"We are going to take the necessary steps to attack the attackers and to defend those who need to be defended," he said.
The U.S. State Department condemned the attack and said the U.S. is in contact with Israeli authorities.
"The United States condemns today's horrific terrorist attack in Tel Aviv in the strongest possible terms," State Department deputy spokesperson Mark Toner said in a statement. "These cowardly attacks against innocent civilians can never be justified," Toner said.
The attack raised concerns of a renewal of street attacks by Palestinians against Israelis. While Hamas did not claim responsibility, the group later issued an official statement promising the "Zionists" with more "surprises" in the Muslim holy month of Ramadan.
A series of stabbings began last October and lasted several months.

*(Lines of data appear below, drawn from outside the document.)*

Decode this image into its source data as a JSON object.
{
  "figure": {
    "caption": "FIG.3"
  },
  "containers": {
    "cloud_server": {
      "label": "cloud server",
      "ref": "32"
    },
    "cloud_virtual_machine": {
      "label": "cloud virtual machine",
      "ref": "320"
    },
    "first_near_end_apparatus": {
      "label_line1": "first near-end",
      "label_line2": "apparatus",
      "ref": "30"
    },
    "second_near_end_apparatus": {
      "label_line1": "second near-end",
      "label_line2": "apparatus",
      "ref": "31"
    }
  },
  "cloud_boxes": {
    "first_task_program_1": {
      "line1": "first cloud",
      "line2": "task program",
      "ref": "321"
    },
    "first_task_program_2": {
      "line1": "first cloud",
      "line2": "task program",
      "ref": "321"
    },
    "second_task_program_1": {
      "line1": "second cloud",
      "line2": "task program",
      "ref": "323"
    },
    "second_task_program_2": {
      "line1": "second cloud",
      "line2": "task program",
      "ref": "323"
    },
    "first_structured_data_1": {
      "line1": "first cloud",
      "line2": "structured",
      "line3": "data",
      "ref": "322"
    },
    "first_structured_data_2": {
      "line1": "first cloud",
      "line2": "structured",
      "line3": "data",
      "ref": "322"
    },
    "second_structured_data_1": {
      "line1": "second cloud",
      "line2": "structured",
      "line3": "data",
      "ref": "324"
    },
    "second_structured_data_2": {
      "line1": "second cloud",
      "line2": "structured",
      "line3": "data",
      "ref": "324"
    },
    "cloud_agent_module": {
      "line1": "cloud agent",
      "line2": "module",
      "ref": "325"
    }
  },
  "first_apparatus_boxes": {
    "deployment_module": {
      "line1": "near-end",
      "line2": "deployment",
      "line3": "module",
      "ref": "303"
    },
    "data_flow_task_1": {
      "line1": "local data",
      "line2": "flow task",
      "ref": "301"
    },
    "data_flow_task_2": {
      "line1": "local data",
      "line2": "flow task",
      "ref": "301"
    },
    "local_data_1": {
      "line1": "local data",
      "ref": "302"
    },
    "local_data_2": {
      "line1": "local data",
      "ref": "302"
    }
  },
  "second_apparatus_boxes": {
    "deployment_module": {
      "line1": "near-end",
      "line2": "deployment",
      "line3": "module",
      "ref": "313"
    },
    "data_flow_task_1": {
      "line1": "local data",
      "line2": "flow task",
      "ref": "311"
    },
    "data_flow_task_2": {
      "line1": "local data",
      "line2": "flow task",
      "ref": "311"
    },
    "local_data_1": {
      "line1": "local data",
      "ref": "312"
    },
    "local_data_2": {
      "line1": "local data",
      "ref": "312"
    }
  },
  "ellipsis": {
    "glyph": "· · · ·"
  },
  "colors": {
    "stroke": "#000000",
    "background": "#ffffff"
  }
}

The attacks left 28 Israelis and two Americans dead, the AP reported; about 200 Palestinians, most of whom the government described as attackers, were killed during that time.
Israel's ambassador to the United Nations, Danny Danon, called on the Security Council to condemn the attack and drew comparisons to terror attacks in other cities.
"Today's heinous attack sadly proves that when the international community refuses to condemn terror against Israelis, the next attack is only a matter of time," Danon said in a statement. "Terror in Tel Aviv must be treated the same as terror in Paris or Istanbul."
U.S. Secretary-General Ban Ki-moon did condemn the attack, and expressed his condolences to the families of the victims and the government of Israel. "There is no justification for terrorism nor for the glorification of those who commit such heinous acts," his spokesperson said in a statement.
"The Secretary-General is shocked that the leaders of Hamas have chosen to welcome this attack and some have chosen to celebrate it," the statement said. "He calls upon the Palestinian leadership to live up to their responsibility to stand firmly against violence and the incitement that fuels it."
Tel Aviv Mayor Ron Huldai visited Ichilov Hospital after the shooting, vowing that the city would "continue with our lives." He said additional forces were on hand in response to the attacks.
Tel Aviv's city hall was illuminated with the flag of Israel overnight. "Sad night, but this city WILL NOT stop!" the city announced on its Twitter page.
Presumptive Democratic presidential nominee Hillary Clinton condemned the "heinous terrorist attack." She said in a statement she stands "in unwavering support of the country's right to defend itself," and said "Israel's security must remain non-negotiable."
This story is developing, check back for updates